───── Data listing ─────

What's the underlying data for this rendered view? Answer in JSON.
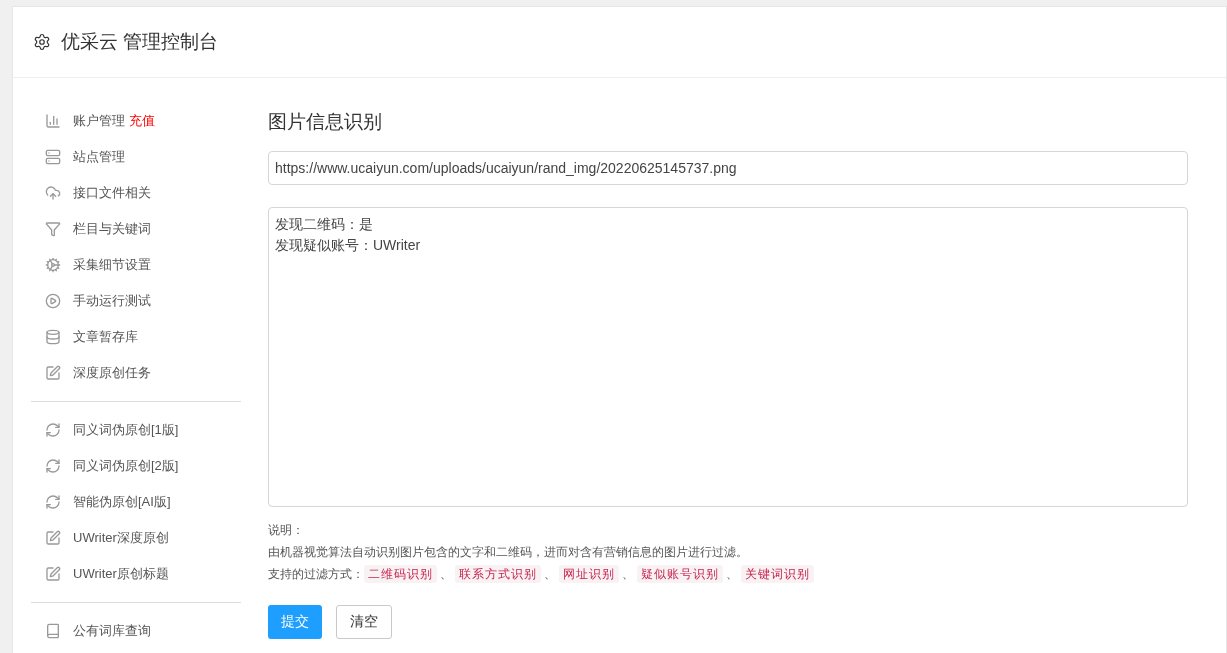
{
  "header": {
    "title": "优采云 管理控制台"
  },
  "sidebar": {
    "groups": [
      {
        "items": [
          {
            "label": "账户管理",
            "badge": "充值"
          },
          {
            "label": "站点管理"
          },
          {
            "label": "接口文件相关"
          },
          {
            "label": "栏目与关键词"
          },
          {
            "label": "采集细节设置"
          },
          {
            "label": "手动运行测试"
          },
          {
            "label": "文章暂存库"
          },
          {
            "label": "深度原创任务"
          }
        ]
      },
      {
        "items": [
          {
            "label": "同义词伪原创[1版]"
          },
          {
            "label": "同义词伪原创[2版]"
          },
          {
            "label": "智能伪原创[AI版]"
          },
          {
            "label": "UWriter深度原创"
          },
          {
            "label": "UWriter原创标题"
          }
        ]
      },
      {
        "items": [
          {
            "label": "公有词库查询"
          }
        ]
      }
    ]
  },
  "main": {
    "title": "图片信息识别",
    "url_field": {
      "value": "https://www.ucaiyun.com/uploads/ucaiyun/rand_img/20220625145737.png"
    },
    "result_box": {
      "lines": [
        "发现二维码：是",
        "发现疑似账号：UWriter"
      ]
    },
    "notes": {
      "heading": "说明：",
      "description": "由机器视觉算法自动识别图片包含的文字和二维码，进而对含有营销信息的图片进行过滤。",
      "filters_label": "支持的过滤方式：",
      "tags": [
        {
          "text": "二维码识别",
          "after": "、"
        },
        {
          "text": "联系方式识别",
          "after": "、"
        },
        {
          "text": "网址识别",
          "after": "、"
        },
        {
          "text": "疑似账号识别",
          "after": "、"
        },
        {
          "text": "关键词识别"
        }
      ]
    },
    "buttons": [
      {
        "label": "提交",
        "kind": "primary"
      },
      {
        "label": "清空",
        "kind": "default"
      }
    ]
  }
}
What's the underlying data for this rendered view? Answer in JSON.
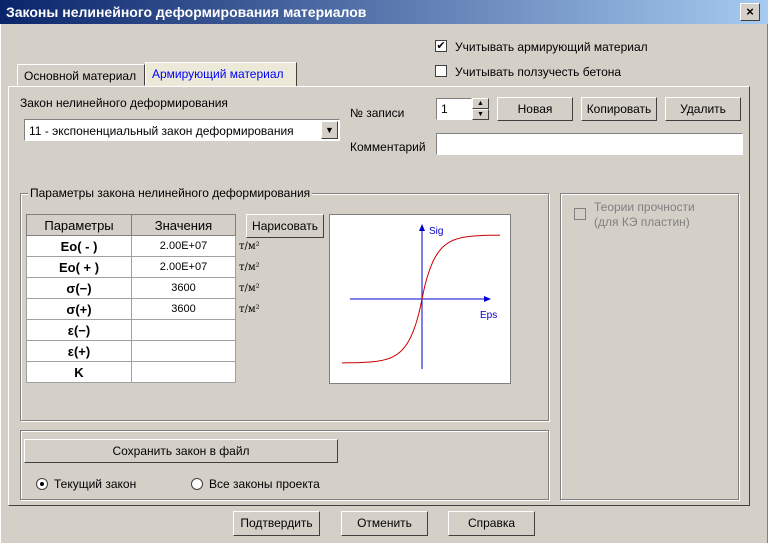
{
  "window": {
    "title": "Законы нелинейного деформирования материалов",
    "close_label": "×"
  },
  "options": {
    "use_reinforcing": {
      "label": "Учитывать армирующий материал",
      "checked": true
    },
    "use_creep": {
      "label": "Учитывать ползучесть бетона",
      "checked": false
    }
  },
  "tabs": [
    {
      "label": "Основной материал",
      "active": false
    },
    {
      "label": "Армирующий материал",
      "active": true
    }
  ],
  "law": {
    "label": "Закон нелинейного деформирования",
    "selected": "11 - экспоненциальный закон деформирования"
  },
  "record": {
    "label": "№ записи",
    "value": "1",
    "new_label": "Новая",
    "copy_label": "Копировать",
    "delete_label": "Удалить",
    "comment_label": "Комментарий",
    "comment_value": ""
  },
  "params": {
    "group_title": "Параметры закона нелинейного деформирования",
    "col_params": "Параметры",
    "col_values": "Значения",
    "draw_label": "Нарисовать",
    "rows": [
      {
        "name": "Eo( - )",
        "value": "2.00E+07",
        "unit": "т/м²"
      },
      {
        "name": "Eo( + )",
        "value": "2.00E+07",
        "unit": "т/м²"
      },
      {
        "name": "σ(−)",
        "value": "3600",
        "unit": "т/м²"
      },
      {
        "name": "σ(+)",
        "value": "3600",
        "unit": "т/м²"
      },
      {
        "name": "ε(−)",
        "value": "",
        "unit": ""
      },
      {
        "name": "ε(+)",
        "value": "",
        "unit": ""
      },
      {
        "name": "K",
        "value": "",
        "unit": ""
      }
    ]
  },
  "plot": {
    "y_label": "Sig",
    "x_label": "Eps",
    "axis_color": "#0000cc",
    "curve_color": "#cc0000"
  },
  "strength": {
    "label_line1": "Теории прочности",
    "label_line2": "(для КЭ пластин)",
    "checked": false
  },
  "save": {
    "button_label": "Сохранить закон в файл",
    "current_label": "Текущий закон",
    "all_label": "Все законы проекта",
    "selected": "current"
  },
  "footer": {
    "confirm_label": "Подтвердить",
    "cancel_label": "Отменить",
    "help_label": "Справка"
  }
}
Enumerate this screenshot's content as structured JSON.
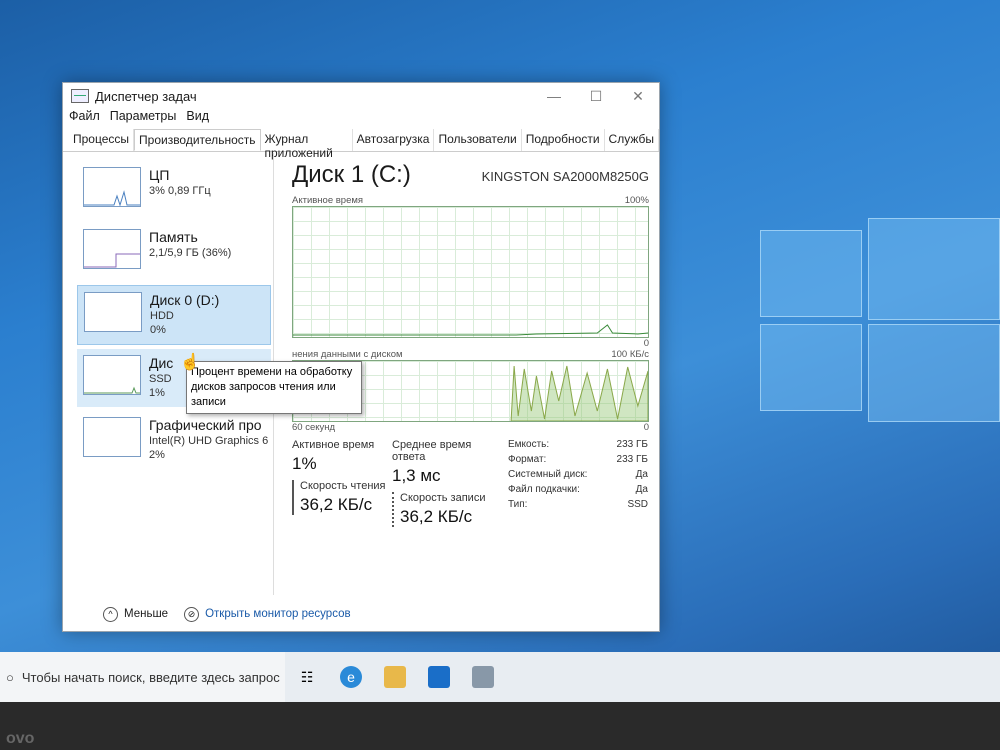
{
  "window": {
    "title": "Диспетчер задач",
    "min": "—",
    "max": "☐",
    "close": "✕"
  },
  "menu": [
    "Файл",
    "Параметры",
    "Вид"
  ],
  "tabs": [
    "Процессы",
    "Производительность",
    "Журнал приложений",
    "Автозагрузка",
    "Пользователи",
    "Подробности",
    "Службы"
  ],
  "active_tab": "Производительность",
  "sidebar": [
    {
      "name": "ЦП",
      "sub1": "3% 0,89 ГГц",
      "sub2": ""
    },
    {
      "name": "Память",
      "sub1": "2,1/5,9 ГБ (36%)",
      "sub2": ""
    },
    {
      "name": "Диск 0 (D:)",
      "sub1": "HDD",
      "sub2": "0%"
    },
    {
      "name": "Дис",
      "sub1": "SSD",
      "sub2": "1%"
    },
    {
      "name": "Графический про",
      "sub1": "Intel(R) UHD Graphics 6",
      "sub2": "2%"
    }
  ],
  "disk": {
    "title": "Диск 1 (C:)",
    "model": "KINGSTON SA2000M8250G",
    "graph1_label": "Активное время",
    "graph1_max": "100%",
    "graph1_min": "0",
    "graph2_label": "нения данными с диском",
    "graph2_max": "100 КБ/с",
    "graph2_min": "0",
    "time_span": "60 секунд",
    "active_label": "Активное время",
    "active_value": "1%",
    "resp_label": "Среднее время ответа",
    "resp_value": "1,3 мс",
    "read_label": "Скорость чтения",
    "read_value": "36,2 КБ/с",
    "write_label": "Скорость записи",
    "write_value": "36,2 КБ/с",
    "props": [
      {
        "k": "Емкость:",
        "v": "233 ГБ"
      },
      {
        "k": "Формат:",
        "v": "233 ГБ"
      },
      {
        "k": "Системный диск:",
        "v": "Да"
      },
      {
        "k": "Файл подкачки:",
        "v": "Да"
      },
      {
        "k": "Тип:",
        "v": "SSD"
      }
    ]
  },
  "footer": {
    "less": "Меньше",
    "monitor": "Открыть монитор ресурсов"
  },
  "tooltip": "Процент времени на обработку дисков запросов чтения или записи",
  "taskbar": {
    "search_placeholder": "Чтобы начать поиск, введите здесь запрос"
  },
  "brand": "ovo"
}
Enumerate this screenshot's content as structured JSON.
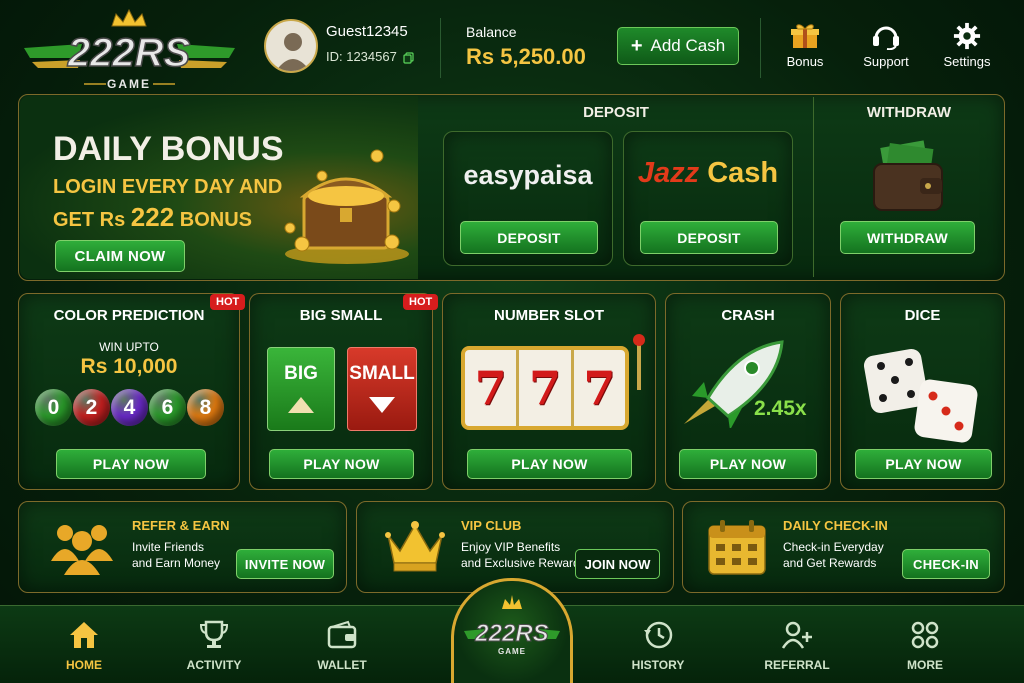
{
  "header": {
    "logo_text": "222RS",
    "logo_sub": "GAME",
    "username": "Guest12345",
    "user_id": "ID: 1234567",
    "balance_label": "Balance",
    "balance_value": "Rs 5,250.00",
    "add_cash_label": "Add Cash",
    "icons": [
      {
        "label": "Bonus",
        "icon": "gift-icon"
      },
      {
        "label": "Support",
        "icon": "headset-icon"
      },
      {
        "label": "Settings",
        "icon": "gear-icon"
      }
    ]
  },
  "banner": {
    "title": "DAILY BONUS",
    "line1": "LOGIN EVERY DAY AND",
    "line2_prefix": "GET Rs ",
    "line2_amount": "222",
    "line2_suffix": " BONUS",
    "cta": "CLAIM NOW"
  },
  "deposit": {
    "title": "DEPOSIT",
    "easypaisa": "easypaisa",
    "jazz": "Jazz",
    "cash": "Cash",
    "button": "DEPOSIT"
  },
  "withdraw": {
    "title": "WITHDRAW",
    "button": "WITHDRAW"
  },
  "games": {
    "color": {
      "title": "COLOR PREDICTION",
      "hot": "HOT",
      "win_label": "WIN UPTO",
      "win_value": "Rs 10,000",
      "balls": [
        "0",
        "2",
        "4",
        "6",
        "8"
      ],
      "ball_colors": [
        "#2a9a2a",
        "#c62020",
        "#6a2ac8",
        "#2a9a2a",
        "#e07a10"
      ],
      "cta": "PLAY NOW"
    },
    "bigsmall": {
      "title": "BIG SMALL",
      "hot": "HOT",
      "big": "BIG",
      "small": "SMALL",
      "cta": "PLAY NOW"
    },
    "slot": {
      "title": "NUMBER SLOT",
      "reels": [
        "7",
        "7",
        "7"
      ],
      "cta": "PLAY NOW"
    },
    "crash": {
      "title": "CRASH",
      "multiplier": "2.45x",
      "cta": "PLAY NOW"
    },
    "dice": {
      "title": "DICE",
      "cta": "PLAY NOW"
    }
  },
  "promos": {
    "refer": {
      "title": "REFER & EARN",
      "line1": "Invite Friends",
      "line2": "and Earn Money",
      "cta": "INVITE NOW"
    },
    "vip": {
      "title": "VIP CLUB",
      "line1": "Enjoy VIP Benefits",
      "line2": "and Exclusive Rewards",
      "cta": "JOIN NOW"
    },
    "checkin": {
      "title": "DAILY CHECK-IN",
      "line1": "Check-in Everyday",
      "line2": "and Get Rewards",
      "cta": "CHECK-IN"
    }
  },
  "nav": {
    "home": "HOME",
    "activity": "ACTIVITY",
    "wallet": "WALLET",
    "center_logo": "222RS",
    "center_sub": "GAME",
    "history": "HISTORY",
    "referral": "REFERRAL",
    "more": "MORE"
  },
  "colors": {
    "accent_gold": "#f5c542",
    "green_button": "#14731f",
    "hot_red": "#d61d1d"
  }
}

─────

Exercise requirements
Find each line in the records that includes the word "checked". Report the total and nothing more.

Response below
3